Dataset records START
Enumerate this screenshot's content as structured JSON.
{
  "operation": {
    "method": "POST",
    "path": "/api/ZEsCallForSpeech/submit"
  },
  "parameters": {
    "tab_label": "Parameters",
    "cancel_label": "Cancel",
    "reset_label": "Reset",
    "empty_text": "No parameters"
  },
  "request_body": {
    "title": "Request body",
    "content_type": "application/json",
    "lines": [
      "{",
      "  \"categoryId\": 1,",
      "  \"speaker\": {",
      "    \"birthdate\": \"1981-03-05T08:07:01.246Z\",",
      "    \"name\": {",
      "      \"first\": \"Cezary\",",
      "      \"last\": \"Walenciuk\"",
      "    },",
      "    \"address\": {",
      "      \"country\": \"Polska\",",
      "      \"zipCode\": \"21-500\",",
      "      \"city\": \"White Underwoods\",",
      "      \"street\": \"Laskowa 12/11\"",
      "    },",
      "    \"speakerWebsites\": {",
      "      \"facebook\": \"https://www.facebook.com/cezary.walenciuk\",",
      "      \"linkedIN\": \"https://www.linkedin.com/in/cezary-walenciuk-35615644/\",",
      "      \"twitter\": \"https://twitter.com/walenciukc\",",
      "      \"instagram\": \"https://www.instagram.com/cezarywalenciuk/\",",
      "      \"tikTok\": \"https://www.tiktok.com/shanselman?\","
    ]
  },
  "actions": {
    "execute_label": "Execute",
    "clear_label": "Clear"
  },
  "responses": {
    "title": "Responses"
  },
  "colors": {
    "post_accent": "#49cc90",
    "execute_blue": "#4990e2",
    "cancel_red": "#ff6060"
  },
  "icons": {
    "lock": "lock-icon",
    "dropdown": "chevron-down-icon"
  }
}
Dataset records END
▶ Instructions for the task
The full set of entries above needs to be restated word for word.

▶ Response box
Enumerate this screenshot's content as structured JSON.
{
  "operation": {
    "method": "POST",
    "path": "/api/ZEsCallForSpeech/submit"
  },
  "parameters": {
    "tab_label": "Parameters",
    "cancel_label": "Cancel",
    "reset_label": "Reset",
    "empty_text": "No parameters"
  },
  "request_body": {
    "title": "Request body",
    "content_type": "application/json",
    "lines": [
      "{",
      "  \"categoryId\": 1,",
      "  \"speaker\": {",
      "    \"birthdate\": \"1981-03-05T08:07:01.246Z\",",
      "    \"name\": {",
      "      \"first\": \"Cezary\",",
      "      \"last\": \"Walenciuk\"",
      "    },",
      "    \"address\": {",
      "      \"country\": \"Polska\",",
      "      \"zipCode\": \"21-500\",",
      "      \"city\": \"White Underwoods\",",
      "      \"street\": \"Laskowa 12/11\"",
      "    },",
      "    \"speakerWebsites\": {",
      "      \"facebook\": \"https://www.facebook.com/cezary.walenciuk\",",
      "      \"linkedIN\": \"https://www.linkedin.com/in/cezary-walenciuk-35615644/\",",
      "      \"twitter\": \"https://twitter.com/walenciukc\",",
      "      \"instagram\": \"https://www.instagram.com/cezarywalenciuk/\",",
      "      \"tikTok\": \"https://www.tiktok.com/shanselman?\","
    ]
  },
  "actions": {
    "execute_label": "Execute",
    "clear_label": "Clear"
  },
  "responses": {
    "title": "Responses"
  },
  "colors": {
    "post_accent": "#49cc90",
    "execute_blue": "#4990e2",
    "cancel_red": "#ff6060"
  },
  "icons": {
    "lock": "lock-icon",
    "dropdown": "chevron-down-icon"
  }
}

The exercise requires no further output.